### Work item:
The required result is the number of lines in this material containing the word "title". Write that number and no other text.

_____

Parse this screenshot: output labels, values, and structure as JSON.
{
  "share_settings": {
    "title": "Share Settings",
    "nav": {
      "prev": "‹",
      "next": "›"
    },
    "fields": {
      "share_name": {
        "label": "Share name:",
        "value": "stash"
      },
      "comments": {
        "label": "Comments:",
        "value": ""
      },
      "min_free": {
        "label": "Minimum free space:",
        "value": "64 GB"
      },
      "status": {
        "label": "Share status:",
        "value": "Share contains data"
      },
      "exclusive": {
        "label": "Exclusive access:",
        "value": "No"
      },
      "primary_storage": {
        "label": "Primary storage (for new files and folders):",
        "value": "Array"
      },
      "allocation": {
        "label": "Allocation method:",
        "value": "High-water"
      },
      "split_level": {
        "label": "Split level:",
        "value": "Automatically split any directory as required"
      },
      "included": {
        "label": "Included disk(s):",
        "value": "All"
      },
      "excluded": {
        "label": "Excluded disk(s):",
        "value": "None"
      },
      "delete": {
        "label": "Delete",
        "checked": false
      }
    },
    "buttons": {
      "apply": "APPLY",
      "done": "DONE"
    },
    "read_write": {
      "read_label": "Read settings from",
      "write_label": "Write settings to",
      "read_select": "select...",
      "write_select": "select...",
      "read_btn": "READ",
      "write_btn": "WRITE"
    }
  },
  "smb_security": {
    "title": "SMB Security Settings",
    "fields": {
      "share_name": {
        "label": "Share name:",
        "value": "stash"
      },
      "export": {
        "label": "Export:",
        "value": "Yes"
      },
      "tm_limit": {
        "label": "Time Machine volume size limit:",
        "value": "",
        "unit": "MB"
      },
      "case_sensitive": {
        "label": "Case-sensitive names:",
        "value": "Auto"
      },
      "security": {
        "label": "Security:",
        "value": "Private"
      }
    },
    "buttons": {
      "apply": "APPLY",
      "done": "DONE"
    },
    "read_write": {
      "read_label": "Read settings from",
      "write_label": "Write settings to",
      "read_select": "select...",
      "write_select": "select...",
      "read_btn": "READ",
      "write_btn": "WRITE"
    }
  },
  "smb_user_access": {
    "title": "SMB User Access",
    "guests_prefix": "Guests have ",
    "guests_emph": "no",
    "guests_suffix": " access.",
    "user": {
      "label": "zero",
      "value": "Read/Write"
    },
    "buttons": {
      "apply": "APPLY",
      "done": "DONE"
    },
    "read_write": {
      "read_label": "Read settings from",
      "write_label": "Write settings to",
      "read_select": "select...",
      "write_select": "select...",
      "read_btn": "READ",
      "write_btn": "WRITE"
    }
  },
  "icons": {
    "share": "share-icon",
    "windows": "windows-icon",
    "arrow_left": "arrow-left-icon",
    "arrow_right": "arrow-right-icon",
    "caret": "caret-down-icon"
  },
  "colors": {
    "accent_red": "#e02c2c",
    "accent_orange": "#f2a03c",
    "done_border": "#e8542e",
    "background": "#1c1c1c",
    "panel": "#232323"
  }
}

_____

### Answer box:
3